Phyllida Barlow (b. 1944, Newcastle, UK) trained at Chelsea College of Art and Slade School of Fine Art. She began teaching at the Slade School of Fine Art in the 1960s. She stayed there for almost half a century, teaching the likes of Turner Prize winners Rachel Whiteread and Martin Creed, but in 2009 she retired from teaching in order to focus on her own work.
Barlow creates large-scale works that are often made from inexpensive material, like cardboard, plywood and polystyrene, crudely painted in industrial or synthetic colours.
Barlow cites among her important influences artists such as Germaine Richier and Barbara Hepworth. However, her sculptures replace their solid volumes and carving with ragged, raw materials to create large-scale structures that often encroach upon the viewer’s space.
‘Maybe I don’t think enough about beauty in my work because I’m so curious about other qualities, abstract qualities of time, weight, balance, rhythm; collapse and fatigue versus the more upright dynamic notions.’
The Hepworth Prize for Sculpture

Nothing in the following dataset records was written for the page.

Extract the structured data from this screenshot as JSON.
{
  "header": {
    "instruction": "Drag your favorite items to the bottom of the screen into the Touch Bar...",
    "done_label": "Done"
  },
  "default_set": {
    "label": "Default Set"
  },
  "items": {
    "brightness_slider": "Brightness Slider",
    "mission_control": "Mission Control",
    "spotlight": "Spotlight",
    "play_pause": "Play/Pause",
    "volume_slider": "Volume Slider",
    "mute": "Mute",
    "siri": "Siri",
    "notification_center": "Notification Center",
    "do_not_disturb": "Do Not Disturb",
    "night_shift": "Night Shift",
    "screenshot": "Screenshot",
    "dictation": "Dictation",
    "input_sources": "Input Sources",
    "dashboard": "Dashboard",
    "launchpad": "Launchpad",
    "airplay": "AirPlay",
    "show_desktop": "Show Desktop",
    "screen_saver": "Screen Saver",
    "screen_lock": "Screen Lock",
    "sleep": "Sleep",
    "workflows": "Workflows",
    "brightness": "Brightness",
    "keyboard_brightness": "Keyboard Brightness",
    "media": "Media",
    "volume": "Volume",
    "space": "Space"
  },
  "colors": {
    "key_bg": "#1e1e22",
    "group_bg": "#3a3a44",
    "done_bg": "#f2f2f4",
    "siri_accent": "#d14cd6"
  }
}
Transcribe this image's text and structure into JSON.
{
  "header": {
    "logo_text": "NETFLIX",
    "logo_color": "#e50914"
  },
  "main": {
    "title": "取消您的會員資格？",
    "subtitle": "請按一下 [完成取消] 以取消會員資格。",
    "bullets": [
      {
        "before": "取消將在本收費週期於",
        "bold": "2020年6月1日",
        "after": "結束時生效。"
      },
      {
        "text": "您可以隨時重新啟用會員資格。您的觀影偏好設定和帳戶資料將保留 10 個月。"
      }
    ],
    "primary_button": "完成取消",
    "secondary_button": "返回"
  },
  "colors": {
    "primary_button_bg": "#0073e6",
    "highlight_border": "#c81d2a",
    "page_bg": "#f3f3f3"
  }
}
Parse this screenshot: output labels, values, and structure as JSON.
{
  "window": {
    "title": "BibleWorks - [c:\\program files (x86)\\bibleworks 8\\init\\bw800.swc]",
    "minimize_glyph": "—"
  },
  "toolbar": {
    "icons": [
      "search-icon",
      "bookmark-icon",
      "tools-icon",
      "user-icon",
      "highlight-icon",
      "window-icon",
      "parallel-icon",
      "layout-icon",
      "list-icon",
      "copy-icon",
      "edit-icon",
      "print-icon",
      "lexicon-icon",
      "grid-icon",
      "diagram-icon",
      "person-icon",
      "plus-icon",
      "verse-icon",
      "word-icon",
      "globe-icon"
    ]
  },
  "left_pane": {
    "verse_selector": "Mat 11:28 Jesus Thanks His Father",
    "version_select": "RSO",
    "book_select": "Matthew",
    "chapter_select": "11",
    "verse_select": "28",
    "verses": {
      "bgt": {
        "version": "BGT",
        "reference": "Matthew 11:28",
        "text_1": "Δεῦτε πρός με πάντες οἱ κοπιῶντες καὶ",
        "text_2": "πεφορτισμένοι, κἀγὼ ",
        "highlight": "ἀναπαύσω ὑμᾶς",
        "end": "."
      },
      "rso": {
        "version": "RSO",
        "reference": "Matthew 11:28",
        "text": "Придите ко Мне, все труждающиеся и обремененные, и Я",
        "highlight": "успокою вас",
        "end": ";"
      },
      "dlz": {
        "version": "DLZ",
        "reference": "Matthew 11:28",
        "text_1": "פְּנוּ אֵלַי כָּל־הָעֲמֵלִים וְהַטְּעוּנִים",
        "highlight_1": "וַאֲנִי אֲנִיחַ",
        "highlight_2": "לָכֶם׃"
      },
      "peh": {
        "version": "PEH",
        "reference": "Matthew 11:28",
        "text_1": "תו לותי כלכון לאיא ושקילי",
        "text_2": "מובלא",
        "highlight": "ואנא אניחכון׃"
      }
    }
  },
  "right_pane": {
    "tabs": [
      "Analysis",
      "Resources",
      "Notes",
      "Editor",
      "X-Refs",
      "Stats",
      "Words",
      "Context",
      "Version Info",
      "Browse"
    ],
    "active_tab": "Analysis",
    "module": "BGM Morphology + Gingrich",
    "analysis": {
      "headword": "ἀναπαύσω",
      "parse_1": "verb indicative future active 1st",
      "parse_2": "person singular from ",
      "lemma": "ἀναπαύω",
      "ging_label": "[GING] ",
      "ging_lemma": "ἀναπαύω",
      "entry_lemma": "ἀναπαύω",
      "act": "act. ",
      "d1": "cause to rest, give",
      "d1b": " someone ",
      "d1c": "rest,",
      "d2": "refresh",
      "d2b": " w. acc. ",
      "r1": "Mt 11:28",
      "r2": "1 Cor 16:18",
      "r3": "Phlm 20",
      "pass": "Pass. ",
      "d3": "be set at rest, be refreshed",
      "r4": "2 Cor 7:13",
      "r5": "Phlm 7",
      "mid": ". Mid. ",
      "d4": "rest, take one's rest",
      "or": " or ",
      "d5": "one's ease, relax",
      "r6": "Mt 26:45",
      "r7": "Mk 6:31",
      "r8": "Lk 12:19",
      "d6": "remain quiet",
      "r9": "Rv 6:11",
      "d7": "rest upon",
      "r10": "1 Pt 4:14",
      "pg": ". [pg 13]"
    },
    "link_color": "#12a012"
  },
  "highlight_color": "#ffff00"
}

Phyllida Barlow was nominated for the inaugural Hepworth Prize for Sculpture.
For the Prize exhibition, Barlow made new work and adapted existing sculptures constructed from simple everyday materials, with which her work has become synonymous.
A monumental sculpture titled screestage dominated the gallery space, creating a heightened awareness among the visitor of their surroundings.
Wall-mounted sculptures included the newly made untitled: blackcoils2016 and untitled: toletsigns2016, reconstructed from some existing works, an ongoing practice of the artist.
Both works are constructed from throwaway or domestic items which make reference to structures encountered in urban environments.
While Helen Marten won the judges approval to be crowned winner, Barlow was awarded the people’s choice award voted for by visitors to the exhibition.
Related exhibitions & events
The Hepworth Prize For Sculpture
21 Oct 2016 - 19 Feb 2017
Shortlisted artists and judges announced for Hepworth Prize For Sculpture
The Hepworth Wakefield announced the four shortlisted artists and judging panel for the UK’s first prize for sculpture.